To the supporters of Jackson — a son of the frontier, the first common man to get so close to the White House — this was an outrage against democracy. To the supporters of Adams — the son of previous president John Adams, and the latest in the series of men favored by wealth and education who had monopolized the presidency since its inception — it was a valiant holding of the line against the rabble.
But the line couldn’t hold much longer. In their 1828 rematch, Jackson trounced Adams in both the popular and electoral votes.
The effect of Jackson’s victory was enormous. He was hailed as the first “people’s president.” Mothers and fathers who had never dreamed that their sons might one day become president suddenly did so. A boy couldn’t grow up to be George Washington unless he was born into the gentry, but a boy from the humblest origins could grow up to be Andy Jackson, because that’s what Jackson had done.
The triumph of democracy was the dominant theme of American life in the first half of the 19th century. Jacksonian democracy was far from perfect: Most women and African-Americans couldn’t vote. But the principle that political power in America rested with ordinary people became firmly entrenched.
In time, this principle would mandate the extension of the vote to women and blacks. But by then, the revolutionary nature of the Jacksonian achievement would have been largely forgotten. Democracy was taken for granted; it was seen as historically inevitable. Nothing special was owed to Jackson in the matter.
Jackson’s fame faded for another reason. Before he was the people’s president, he was America’s military hero. His victory over the British at the Battle of New Orleans was judged the greatest triumph of American arms since the Revolutionary War. Jackson was hailed as the second General Washington. Where Washington had won American independence from Britain at Yorktown, Jackson confirmed independence at New Orleans.
But in time, the significance of Jackson’s feat began to pale. By the mid-20th century, when the United States had become the greatest military power in history, it was easy to think that America had been destined for this role from the beginning. Again, the sense of inevitably obscured Jackson’s achievement.

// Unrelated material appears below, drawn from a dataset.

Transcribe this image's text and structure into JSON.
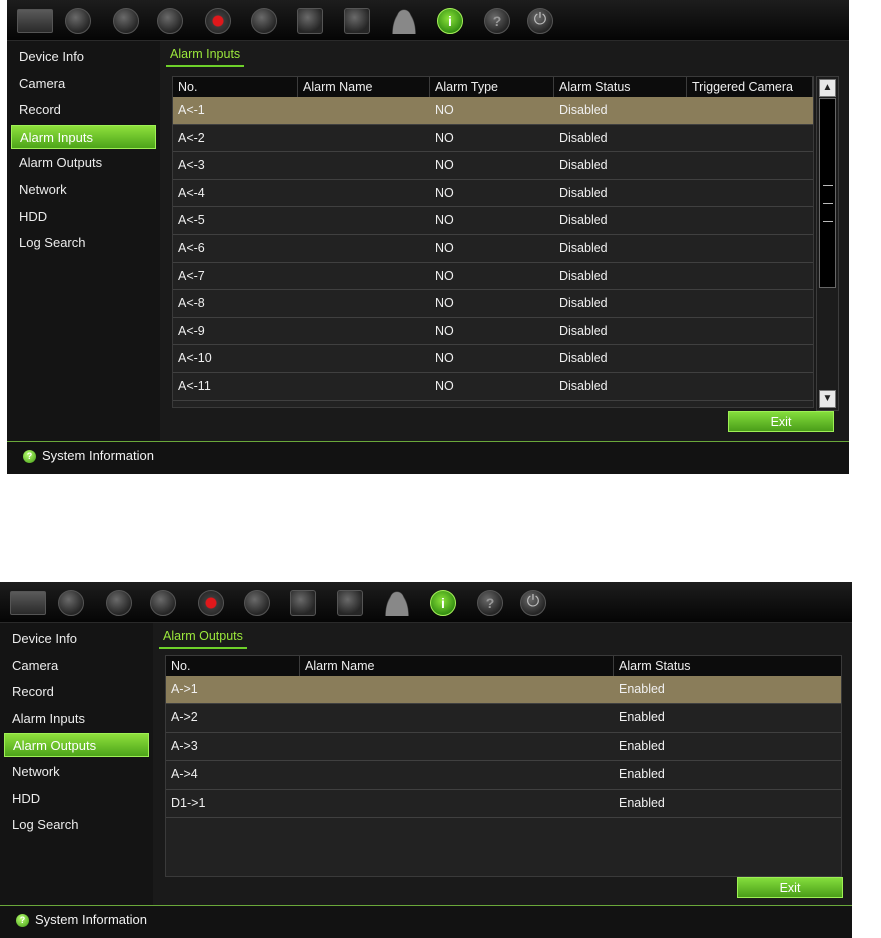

If recent generations have forgotten Jackson contributions to the things we like about America, they have remembered too well his participation in the things we don’t like. Jackson’s slaveholding isn’t admirable, but neither was it unusual. Of the first 12 presidents (Jackson was the seventh), only two never owned slaves.
Jackson’s Indian policy was similarly in line with that of other presidents. From George Washington to Ulysses Grant, American policy was to get Indians out of the way of white settlement. Jackson’s policy wasn’t materially different from the presidents who came before and after him.
None of this is intended to whitewash Jackson’s reputation. But the case of Jackson should afford a reminder that history is complicated. America didn’t become the country it is today without significant contributions from people once deemed heroic but now thought embarrassing or worse.
American history contains chapters we aren’t proud of, and shouldn’t be. But while it would be a mistake to celebrate those chapters, it would be a greater mistake to tear them out of the history books. They’re part of what we are today.
H.W. Brands is the author of “Andrew Jackson” and other works of American history. He is a professor of history at the University of Texas-Austin and is a two-time finalist for the Pulitzer Prize. He wrote this essay about Jackson’s legacy for the USA TODAY NETWORK.